As a part of a mineral rights lease, those who receive oil and gas royalties can be essentially viewed as small (or large) business owners. Every piece of income that is generated from the well’s royalty payments is subject to income tax. However, applying oil and gas royalty directions during tax season can help mineral rights owners save more on their operating costs.

By far, the most common deduction for oil and gas royalties comes in the form of a depletion alliance. Aptly named, a depletion allowance allows taxpayers to write off the loss of a property’s value as the natural resources are depleted. Depletion allowances come at a standard 15% of gross income, however more exact amounts of oil reserve depletion can be calculated.

Learn more about tax deductions.

Who Buys Oil Royalties?

Like a stock yields dividends, owning a percentage share of mineral rights yields oil royalties.
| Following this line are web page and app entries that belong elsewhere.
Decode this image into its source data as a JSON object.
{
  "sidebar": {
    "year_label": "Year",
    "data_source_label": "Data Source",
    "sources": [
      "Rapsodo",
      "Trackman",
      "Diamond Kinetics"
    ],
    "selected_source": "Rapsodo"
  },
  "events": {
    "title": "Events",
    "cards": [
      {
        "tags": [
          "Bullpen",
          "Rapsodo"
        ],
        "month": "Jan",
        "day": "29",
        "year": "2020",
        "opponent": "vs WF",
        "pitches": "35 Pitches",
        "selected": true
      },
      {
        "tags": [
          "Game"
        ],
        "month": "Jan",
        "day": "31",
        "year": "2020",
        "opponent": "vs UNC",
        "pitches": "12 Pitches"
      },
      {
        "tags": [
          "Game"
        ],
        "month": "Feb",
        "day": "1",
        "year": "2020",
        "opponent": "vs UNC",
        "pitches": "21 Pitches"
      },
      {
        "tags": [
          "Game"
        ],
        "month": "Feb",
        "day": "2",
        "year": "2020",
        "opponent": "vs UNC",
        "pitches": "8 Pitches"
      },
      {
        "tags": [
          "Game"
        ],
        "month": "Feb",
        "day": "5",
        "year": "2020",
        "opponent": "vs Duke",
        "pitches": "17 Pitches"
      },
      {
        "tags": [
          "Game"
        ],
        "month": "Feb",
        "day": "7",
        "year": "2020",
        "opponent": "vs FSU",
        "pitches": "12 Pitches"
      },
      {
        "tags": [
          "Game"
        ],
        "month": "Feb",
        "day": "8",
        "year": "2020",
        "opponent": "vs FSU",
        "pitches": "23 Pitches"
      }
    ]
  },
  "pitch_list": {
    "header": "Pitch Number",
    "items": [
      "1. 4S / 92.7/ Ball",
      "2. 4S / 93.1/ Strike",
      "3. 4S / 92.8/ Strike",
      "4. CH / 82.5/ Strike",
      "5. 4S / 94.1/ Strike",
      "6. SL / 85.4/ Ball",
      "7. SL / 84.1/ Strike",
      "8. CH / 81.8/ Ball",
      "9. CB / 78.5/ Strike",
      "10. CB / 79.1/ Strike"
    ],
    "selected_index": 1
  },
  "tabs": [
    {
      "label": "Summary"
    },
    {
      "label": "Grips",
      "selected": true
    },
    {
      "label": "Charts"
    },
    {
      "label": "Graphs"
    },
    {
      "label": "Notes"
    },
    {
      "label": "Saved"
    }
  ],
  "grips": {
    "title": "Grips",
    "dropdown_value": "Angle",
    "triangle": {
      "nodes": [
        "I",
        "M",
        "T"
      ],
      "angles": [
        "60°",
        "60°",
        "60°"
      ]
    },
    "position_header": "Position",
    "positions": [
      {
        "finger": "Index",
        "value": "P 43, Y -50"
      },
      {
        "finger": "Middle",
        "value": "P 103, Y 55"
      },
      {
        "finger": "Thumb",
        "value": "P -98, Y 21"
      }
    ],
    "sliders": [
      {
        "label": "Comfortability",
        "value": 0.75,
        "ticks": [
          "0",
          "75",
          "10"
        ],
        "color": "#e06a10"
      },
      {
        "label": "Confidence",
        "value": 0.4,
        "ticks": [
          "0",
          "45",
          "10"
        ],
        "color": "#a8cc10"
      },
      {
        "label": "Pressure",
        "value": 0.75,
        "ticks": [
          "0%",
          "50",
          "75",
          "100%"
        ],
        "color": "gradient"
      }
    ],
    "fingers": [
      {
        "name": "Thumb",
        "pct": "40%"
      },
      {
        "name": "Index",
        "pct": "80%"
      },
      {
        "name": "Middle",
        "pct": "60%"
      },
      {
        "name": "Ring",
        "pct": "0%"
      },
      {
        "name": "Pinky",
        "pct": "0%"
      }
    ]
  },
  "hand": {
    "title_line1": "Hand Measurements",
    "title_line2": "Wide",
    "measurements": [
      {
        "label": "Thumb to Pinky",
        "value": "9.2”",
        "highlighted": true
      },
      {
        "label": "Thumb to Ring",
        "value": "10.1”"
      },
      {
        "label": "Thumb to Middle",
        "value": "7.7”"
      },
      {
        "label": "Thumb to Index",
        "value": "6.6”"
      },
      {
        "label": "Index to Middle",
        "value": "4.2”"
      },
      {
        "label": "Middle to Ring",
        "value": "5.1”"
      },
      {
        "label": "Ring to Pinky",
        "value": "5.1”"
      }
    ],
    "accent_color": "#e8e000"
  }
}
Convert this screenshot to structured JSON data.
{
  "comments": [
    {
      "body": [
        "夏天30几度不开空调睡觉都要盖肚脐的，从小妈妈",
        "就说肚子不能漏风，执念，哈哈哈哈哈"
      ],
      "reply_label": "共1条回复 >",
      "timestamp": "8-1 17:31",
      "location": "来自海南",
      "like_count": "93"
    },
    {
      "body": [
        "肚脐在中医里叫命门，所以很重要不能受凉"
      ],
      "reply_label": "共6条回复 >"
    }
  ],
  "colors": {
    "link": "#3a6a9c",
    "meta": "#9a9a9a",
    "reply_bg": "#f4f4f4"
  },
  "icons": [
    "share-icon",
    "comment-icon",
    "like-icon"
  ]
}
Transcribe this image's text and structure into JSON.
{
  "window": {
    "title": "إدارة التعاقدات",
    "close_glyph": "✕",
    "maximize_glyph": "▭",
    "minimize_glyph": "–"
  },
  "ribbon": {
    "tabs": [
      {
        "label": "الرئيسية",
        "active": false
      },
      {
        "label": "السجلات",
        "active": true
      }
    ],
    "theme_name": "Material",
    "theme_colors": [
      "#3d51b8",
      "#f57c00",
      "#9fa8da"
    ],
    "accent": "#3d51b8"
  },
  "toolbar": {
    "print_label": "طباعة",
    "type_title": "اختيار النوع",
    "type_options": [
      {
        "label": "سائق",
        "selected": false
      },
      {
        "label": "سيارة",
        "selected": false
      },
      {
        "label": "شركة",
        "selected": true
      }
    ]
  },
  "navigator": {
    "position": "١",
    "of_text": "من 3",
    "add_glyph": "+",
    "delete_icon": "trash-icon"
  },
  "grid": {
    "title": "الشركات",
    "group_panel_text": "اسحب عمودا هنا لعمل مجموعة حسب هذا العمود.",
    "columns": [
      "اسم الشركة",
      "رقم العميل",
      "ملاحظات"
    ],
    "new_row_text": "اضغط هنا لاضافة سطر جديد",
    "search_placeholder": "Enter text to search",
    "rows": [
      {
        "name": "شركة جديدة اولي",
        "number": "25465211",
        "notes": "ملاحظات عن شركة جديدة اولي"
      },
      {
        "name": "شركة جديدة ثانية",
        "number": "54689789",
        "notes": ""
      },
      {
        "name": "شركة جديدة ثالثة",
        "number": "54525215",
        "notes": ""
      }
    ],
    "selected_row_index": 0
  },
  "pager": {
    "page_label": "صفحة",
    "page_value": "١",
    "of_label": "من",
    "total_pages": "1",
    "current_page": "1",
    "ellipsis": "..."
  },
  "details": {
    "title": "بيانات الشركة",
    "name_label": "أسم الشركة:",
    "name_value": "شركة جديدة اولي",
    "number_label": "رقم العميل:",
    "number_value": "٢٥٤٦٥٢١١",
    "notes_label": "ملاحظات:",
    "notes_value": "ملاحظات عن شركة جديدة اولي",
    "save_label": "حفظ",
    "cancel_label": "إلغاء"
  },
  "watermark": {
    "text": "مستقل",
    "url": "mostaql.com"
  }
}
Whereas these payments are variable, but steady bits of income, there may come a time where oil royalty owners want to cash out.

The exciting thing about the mineral rights industry is that there are essentially no rules. No two contracts are alike, so be sure to check the associated clauses when considering selling your mineral rights and transferring your oil royalties to an individual or company.

Anyone can buy royalties, but it is highly advised to not sell to the first interested buyer. Consider your options and speak to a professional before renegotiating your oil and gas lease.

Explore more about who buys oil royalties.

The Rights of an Oil Royalty Owner

Oil and gas leases can be extremely complicated, full of industry jargon and fine print that may leave some property owners wondering exactly what they are signing up for. Most commonly, all of the legal information and rights of oil royalty owners are outlined in one of several documents. These include:

  • A copy of the deed
  • A copy of the mineral lease
  • A division order
  • And any communications with the oil and gas company

In order to fully retain and enforce your rights as an oil royalty owner, it is important to keep these documents on hand, in a safe place. Whereas most oil and gas operations go smoothly, company shutdowns and other external forces may cause a contract to go sour. Being able to show all of the necessary paperwork (and understanding it in the first place) is the best way to ensure your basic rights are met and enforced.


Read more about the rights of an oil royalty owner.

The American States that Earn the Most Oil and Gas Royalties

Whether you are an experienced investor or simply looking for some market data, it is pretty interesting to see which American states earn the most oil and gas royalties. Although each state earns a different amount each year, in general, many of the highest-earning states remain in the top 10 annually.

In general, the following ten states earn the most oil and gas royalties:

  • Texas
  • Pennsylvania
  • North Dakota
  • Wyoming
  • Oklahoma
  • Colorado
  • New Mexico
  • Utah
  • Louisiana
  • Alaska

If you own mineral rights in any of the states above, then you may want to consider signing a mineral rights lease. In doing so, you will be able to earn oil and gas royalties for anything extracted from your property.

Learn more about the states that earn the most royalties.